Katrina vanden Heuvel wrote for The Washington Post, “We try to cover what is important, but that’s not always easy — especially when much of the media privileges stories with the biggest shock factor.” This rings true, especially in recent times, where the political landscape is extremely divided and climate change has become a partisan issue. However, its effects are not partisan. The consequences of this environmental emergency will affect public health, the economy, businesses and our lifestyles, among many other aspects. If the public doesn’t understand this, then there is no hope in abating climate change.

This is where journalists should step in. It is important for journalists to cover all news pertaining to the environment because it can contribute to creating consciousness on this topic in times where there is a lot of doubt being sewn in regard to climate science. If the public has easy access to news on climate change’s imminent and future consequences, citizens will quickly realize the importance of living sustainably and be incentivized to reduce their carbon footprint. It could make the public rally and protest for action from lawmakers and could result in profound changes that would be seen across industries and lifestyles.

There is certainly an abundance of misinformation and a lack of information on the topic of climate change. Some likely only know the Earth is getting warmer, but do not understand that events like Hurricane Irma and Hurricane Maria in 2017 are going to become more frequent. Others might know it’s important to recycle, but may not know that a large amount of the plastic waste we produce is ending up in the oceans and affecting vital species. Some might have noticed that winters are getting harsher, but have no idea that they will also be getting longer.
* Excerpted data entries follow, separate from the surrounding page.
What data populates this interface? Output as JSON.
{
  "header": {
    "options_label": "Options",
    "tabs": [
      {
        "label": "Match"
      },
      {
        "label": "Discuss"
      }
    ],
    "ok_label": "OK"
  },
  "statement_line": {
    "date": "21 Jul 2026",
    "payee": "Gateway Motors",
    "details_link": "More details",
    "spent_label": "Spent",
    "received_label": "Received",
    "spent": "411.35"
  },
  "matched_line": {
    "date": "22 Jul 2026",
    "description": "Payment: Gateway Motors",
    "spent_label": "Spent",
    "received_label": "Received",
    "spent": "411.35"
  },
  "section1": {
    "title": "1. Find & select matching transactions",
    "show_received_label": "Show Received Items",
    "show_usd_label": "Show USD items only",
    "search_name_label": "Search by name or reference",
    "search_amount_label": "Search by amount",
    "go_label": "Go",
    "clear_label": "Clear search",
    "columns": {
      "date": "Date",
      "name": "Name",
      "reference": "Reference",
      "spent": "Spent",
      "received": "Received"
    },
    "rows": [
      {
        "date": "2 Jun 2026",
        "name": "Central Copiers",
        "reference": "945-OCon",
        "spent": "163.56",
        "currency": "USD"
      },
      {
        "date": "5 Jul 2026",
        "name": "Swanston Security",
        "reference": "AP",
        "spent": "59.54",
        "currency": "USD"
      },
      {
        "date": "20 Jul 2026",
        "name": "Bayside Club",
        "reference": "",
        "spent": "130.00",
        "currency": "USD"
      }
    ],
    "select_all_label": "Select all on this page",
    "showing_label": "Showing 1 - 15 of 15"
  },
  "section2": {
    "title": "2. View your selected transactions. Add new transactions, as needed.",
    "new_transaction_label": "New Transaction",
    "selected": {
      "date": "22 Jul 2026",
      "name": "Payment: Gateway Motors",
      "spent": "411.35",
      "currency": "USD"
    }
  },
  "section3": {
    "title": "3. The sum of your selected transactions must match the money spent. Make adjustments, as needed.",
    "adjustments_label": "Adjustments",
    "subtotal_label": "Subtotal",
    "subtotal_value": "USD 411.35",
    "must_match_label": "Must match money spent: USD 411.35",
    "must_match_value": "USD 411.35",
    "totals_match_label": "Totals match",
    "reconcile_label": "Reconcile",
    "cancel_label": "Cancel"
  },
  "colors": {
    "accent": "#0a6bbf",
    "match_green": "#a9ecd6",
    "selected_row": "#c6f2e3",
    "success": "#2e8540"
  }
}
The accessibility of information is essential to manage any crisis no matter the subject matter, so it is only natural to need journalists to actually report the information. Climate scientists, climate change advocates and environmentally-conscious politicians are all necessary to fight climate change, but let us not underestimate the role a journalist can play in this same fight. In times like these, information truly is power.

Adriana Rozas can be contacted at [email protected]